Editors note: This is the second of a two-day series on Great Lakes water rates. Yesterday: Survey shows water-saving trend in rate structures.
Many Great Lakes cities are discouraging water use by setting conservation water rates.
But utility providers can lose money if rates aren’t set correctly, said Jason Mumm, president of StepWise Advisors, a consulting company that specializes in water and sewage rates.
That’s because rates must cover the costs of doing business such as maintaining pipes and offering administrative services.
“With the fixed monthly charge, those are the kinds of costs that we are trying to recover – those overhead costs of the system,” he said.
Smaller systems with fewer users have to charge more to cover costs, Mumm said. Larger, regional systems are better able to handle the costs.

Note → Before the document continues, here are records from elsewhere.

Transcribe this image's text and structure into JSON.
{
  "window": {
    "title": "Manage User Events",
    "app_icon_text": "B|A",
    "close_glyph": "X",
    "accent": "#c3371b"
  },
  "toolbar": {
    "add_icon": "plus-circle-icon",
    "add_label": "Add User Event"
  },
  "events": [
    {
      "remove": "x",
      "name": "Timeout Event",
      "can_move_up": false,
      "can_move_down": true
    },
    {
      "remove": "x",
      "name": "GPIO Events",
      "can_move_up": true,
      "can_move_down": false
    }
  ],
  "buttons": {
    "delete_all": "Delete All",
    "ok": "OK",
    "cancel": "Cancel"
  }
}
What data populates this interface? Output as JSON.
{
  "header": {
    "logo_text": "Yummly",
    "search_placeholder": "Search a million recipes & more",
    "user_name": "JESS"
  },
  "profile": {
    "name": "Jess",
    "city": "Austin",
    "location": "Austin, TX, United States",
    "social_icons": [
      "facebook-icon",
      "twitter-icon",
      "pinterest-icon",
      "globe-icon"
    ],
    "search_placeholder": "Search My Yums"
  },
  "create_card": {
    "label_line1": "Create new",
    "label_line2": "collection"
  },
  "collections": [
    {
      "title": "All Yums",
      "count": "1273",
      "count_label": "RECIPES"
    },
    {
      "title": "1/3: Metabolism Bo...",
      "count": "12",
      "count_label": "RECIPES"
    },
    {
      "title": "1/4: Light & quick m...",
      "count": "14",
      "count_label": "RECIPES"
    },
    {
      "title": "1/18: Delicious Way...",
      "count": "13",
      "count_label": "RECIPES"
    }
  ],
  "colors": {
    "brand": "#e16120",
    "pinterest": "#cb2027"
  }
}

That’s why the United States Environmental Protection Agency encourages regional water partnerships, said Phillippa Cannon, a media relations spokeswoman for Midwest region of the EPA.
The Prairieton Water Co. served approximately 700 people in western Indiana before it merged with a larger water provider in 2000 to ease costs, according to an EPA case study on the water system partnership.

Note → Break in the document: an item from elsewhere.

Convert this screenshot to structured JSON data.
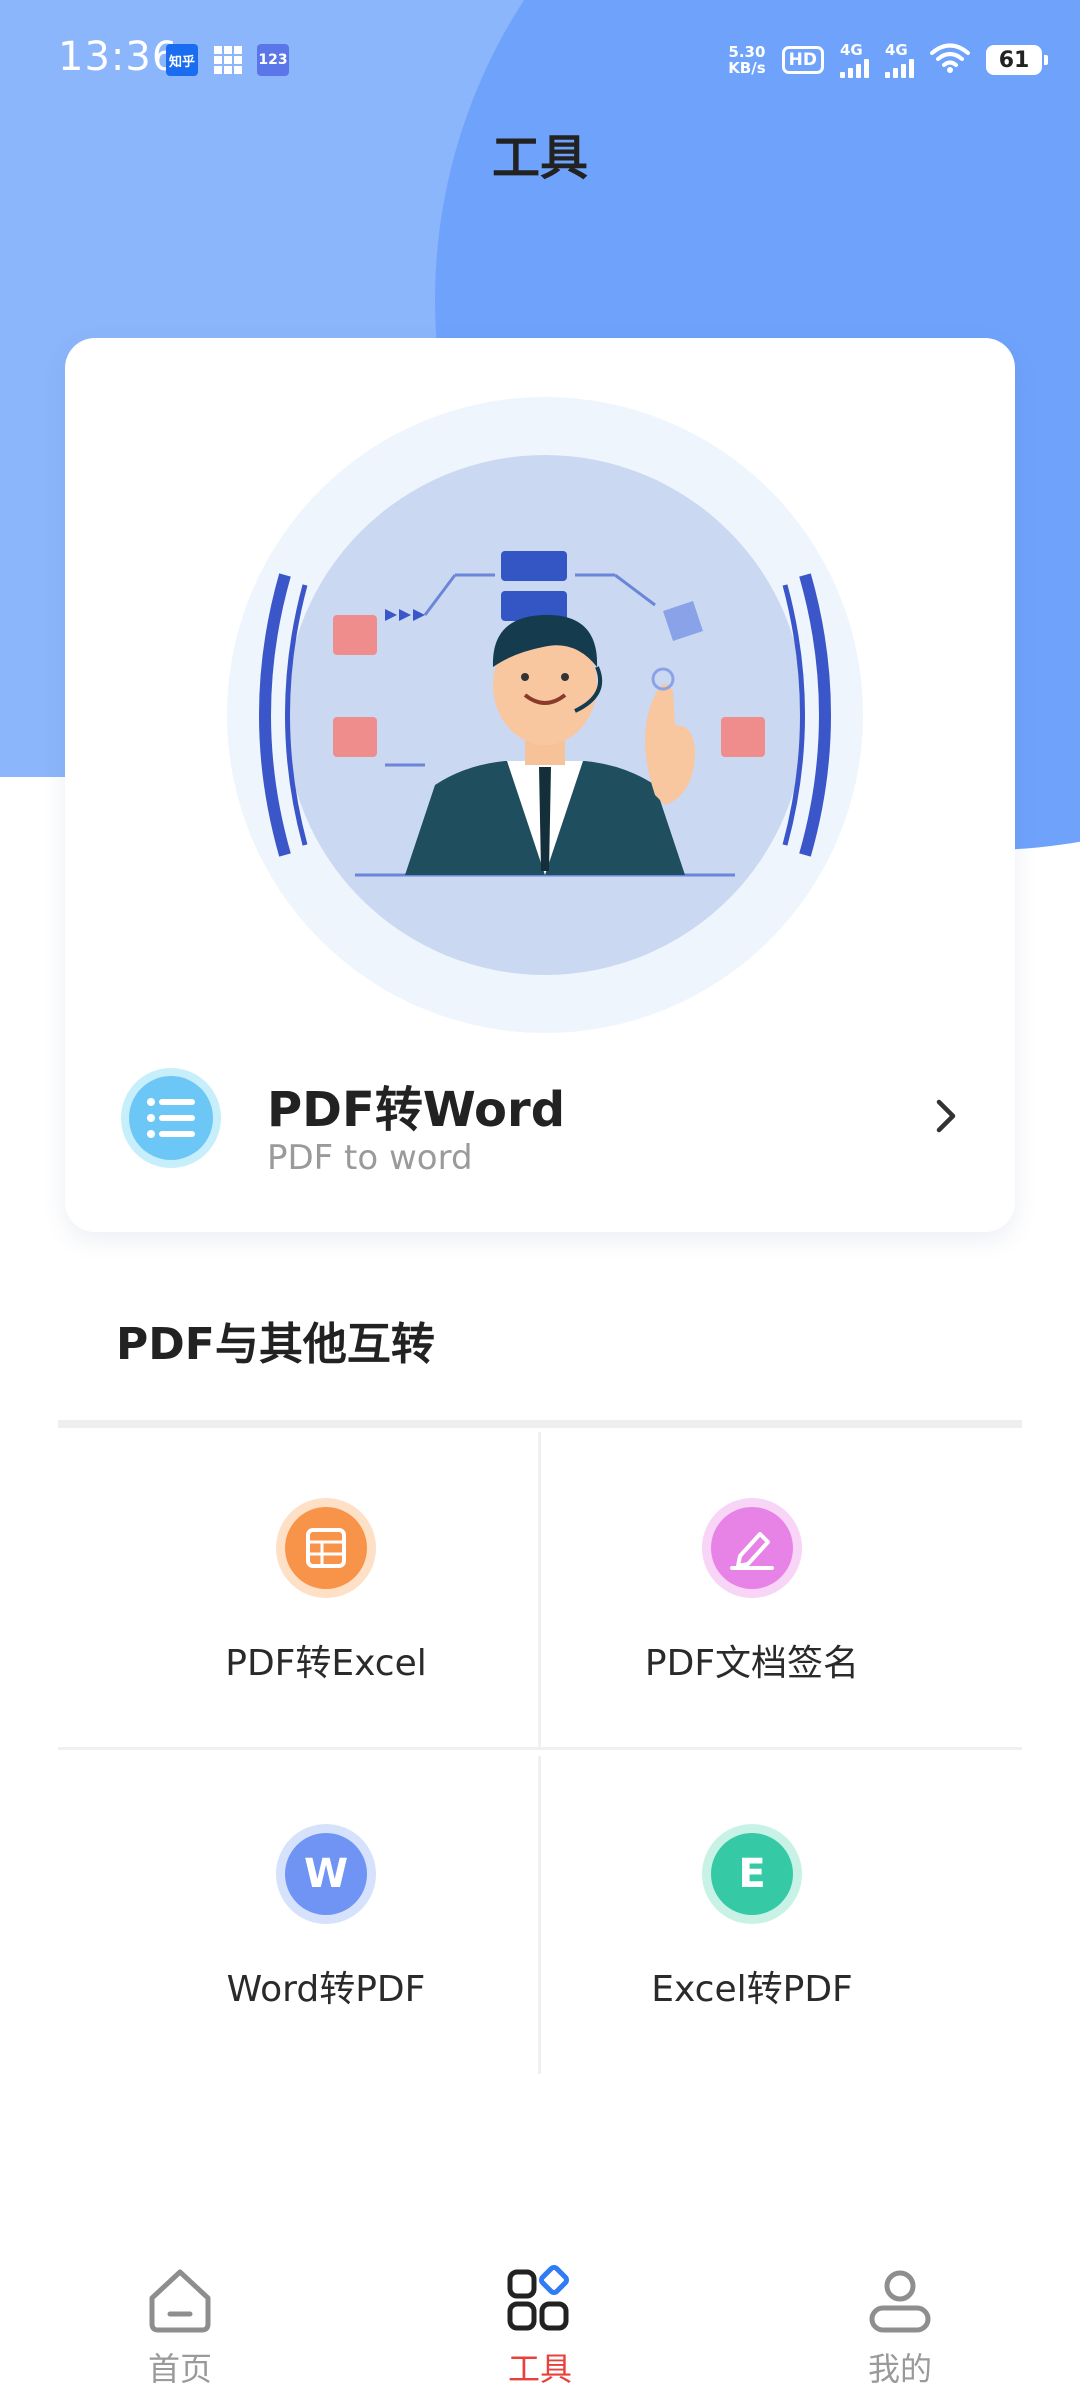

The small, private company faced a diminishing water supply and citations for high nitrate levels.
A partnership with the Indiana American Water Company, a private water utility serving 700,000, allowed the company to install water meters and set conservation water rates, according to the study.
“This shift toward full-cost pricing helped customers see how they were using water and created an incentive for them to use water more efficiently,” according to the study.

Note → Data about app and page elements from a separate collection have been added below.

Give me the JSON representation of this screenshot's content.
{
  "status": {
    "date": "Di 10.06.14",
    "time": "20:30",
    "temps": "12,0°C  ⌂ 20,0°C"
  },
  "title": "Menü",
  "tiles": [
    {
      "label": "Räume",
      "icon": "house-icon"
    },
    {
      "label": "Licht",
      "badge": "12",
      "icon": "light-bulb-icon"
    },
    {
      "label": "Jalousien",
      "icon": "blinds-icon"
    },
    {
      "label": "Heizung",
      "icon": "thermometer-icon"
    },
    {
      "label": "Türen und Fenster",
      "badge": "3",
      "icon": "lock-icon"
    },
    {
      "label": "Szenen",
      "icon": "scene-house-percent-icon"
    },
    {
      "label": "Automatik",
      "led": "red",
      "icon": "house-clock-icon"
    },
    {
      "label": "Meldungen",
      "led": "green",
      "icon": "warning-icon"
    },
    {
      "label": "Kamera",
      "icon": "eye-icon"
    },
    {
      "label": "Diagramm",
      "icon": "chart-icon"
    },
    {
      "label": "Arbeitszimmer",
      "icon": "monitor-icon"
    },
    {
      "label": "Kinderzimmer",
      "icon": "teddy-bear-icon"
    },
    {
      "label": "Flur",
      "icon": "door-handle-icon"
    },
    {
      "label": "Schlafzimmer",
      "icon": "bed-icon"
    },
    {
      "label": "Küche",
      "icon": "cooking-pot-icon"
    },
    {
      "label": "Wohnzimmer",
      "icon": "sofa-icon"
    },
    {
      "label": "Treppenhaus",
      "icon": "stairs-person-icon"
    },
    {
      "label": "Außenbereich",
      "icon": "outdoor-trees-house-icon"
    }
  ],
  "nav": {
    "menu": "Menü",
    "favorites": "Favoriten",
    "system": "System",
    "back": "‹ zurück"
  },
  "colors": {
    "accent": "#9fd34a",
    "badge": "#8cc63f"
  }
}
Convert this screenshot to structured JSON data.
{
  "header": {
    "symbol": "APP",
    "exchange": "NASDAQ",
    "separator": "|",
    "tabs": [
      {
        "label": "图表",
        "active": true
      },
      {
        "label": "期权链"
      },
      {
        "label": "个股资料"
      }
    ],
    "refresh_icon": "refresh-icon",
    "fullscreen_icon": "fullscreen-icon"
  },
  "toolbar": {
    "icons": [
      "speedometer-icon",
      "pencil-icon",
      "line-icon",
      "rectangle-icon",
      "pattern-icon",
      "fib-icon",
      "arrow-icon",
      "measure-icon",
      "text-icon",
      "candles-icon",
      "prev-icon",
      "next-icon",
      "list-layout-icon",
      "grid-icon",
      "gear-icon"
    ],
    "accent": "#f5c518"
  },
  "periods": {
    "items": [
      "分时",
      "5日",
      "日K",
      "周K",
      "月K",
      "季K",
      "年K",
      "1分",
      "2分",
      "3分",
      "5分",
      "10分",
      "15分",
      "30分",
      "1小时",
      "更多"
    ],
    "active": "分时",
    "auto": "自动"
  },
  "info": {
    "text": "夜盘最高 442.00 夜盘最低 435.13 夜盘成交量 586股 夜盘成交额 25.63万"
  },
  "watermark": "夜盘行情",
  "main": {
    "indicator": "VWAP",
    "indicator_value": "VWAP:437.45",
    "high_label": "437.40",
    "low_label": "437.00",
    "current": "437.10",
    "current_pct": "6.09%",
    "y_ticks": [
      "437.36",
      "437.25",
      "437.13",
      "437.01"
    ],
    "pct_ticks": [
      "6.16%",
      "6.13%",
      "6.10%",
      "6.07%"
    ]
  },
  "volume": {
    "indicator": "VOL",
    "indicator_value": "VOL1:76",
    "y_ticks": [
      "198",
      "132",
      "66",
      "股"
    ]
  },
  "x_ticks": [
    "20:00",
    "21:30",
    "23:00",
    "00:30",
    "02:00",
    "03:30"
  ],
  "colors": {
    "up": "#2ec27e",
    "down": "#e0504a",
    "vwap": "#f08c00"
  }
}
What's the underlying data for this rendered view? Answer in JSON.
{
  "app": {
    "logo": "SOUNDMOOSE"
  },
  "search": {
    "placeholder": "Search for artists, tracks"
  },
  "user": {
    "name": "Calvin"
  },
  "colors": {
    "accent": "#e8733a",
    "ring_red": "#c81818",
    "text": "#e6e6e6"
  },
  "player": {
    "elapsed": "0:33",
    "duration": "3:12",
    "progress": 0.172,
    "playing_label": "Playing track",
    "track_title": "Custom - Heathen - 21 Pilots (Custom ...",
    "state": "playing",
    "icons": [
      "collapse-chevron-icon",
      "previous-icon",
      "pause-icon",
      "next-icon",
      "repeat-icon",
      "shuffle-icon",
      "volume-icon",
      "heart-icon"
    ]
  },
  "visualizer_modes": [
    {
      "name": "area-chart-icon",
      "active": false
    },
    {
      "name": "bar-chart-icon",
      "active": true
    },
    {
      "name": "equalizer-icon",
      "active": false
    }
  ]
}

Utilities also have to be careful with block rates, which increase the more water is used, Mumm said.
“If your first [block] is set lower than the cost of service, every dollar your making is losing money,” he said.
That’s because the goal is to get the second block of users to stop using that water.
“Not good if you depend on that tier to make money,” Mumm said.
Conservation rates must be in flux all the time to adjust to new patterns of usage, he said. Eventually, the rate starts to work, and there’s a decline in use.
In some cases, a decrease in water use is bad for business.
Detroit lost nearly half of its population in the past 50 years. The city’s water and sewage department, the third largest water and wastewater utility in the country, upped water prices to make up for the loss of residents.
As a result, people used less water – roughly 25 percent less in the past several years, said George Ellenwood, Detroit Water and Sewerage Department spokesman.
Now the city faces rising water rates again to make up for the lack of use. Most of the money goes towards maintaining pipes and fixing leaks, Ellenwood said.
“So often communities take the path of least resistance and avoid replacing infrastructure as a way of keeping rates artificially low. With any water and sewage system, part of the responsibility is to maintain infrastructure that delivers the services provided,” he said.
With the exception of Indianapolis, Ind., Detroit has the highest fixed charges of the 32 cities surveyed by Great Lakes Echo.
But it also has the lowest consumption charges. The largest cities in the Great Lakes have more than double Detroit’s price for the first block of water use.
Despite the tradeoffs, some cities require providers to set conservation rates.
In 2008, Minnesota required metropolitan areas serving more than 1,000 people to adopt water rates that encouraged conservation.
Unlike some cities with decreased demand for water, Minnesota cities with conservation rates aren’t struggling.
In fact, the rates have reduced demand and therefore, the need for costly service upgrades, said Joe Richer, a public water supply specialist with the Minnesota Department of Natural Resources.
The law applies to all Minnesota cities by 2013, he said.
Survey shows Great Lakes trend of water rates that encourage conservation
Utility providers set high consumption charges to discourage water use.
Reporter’s Notebook: Water Wages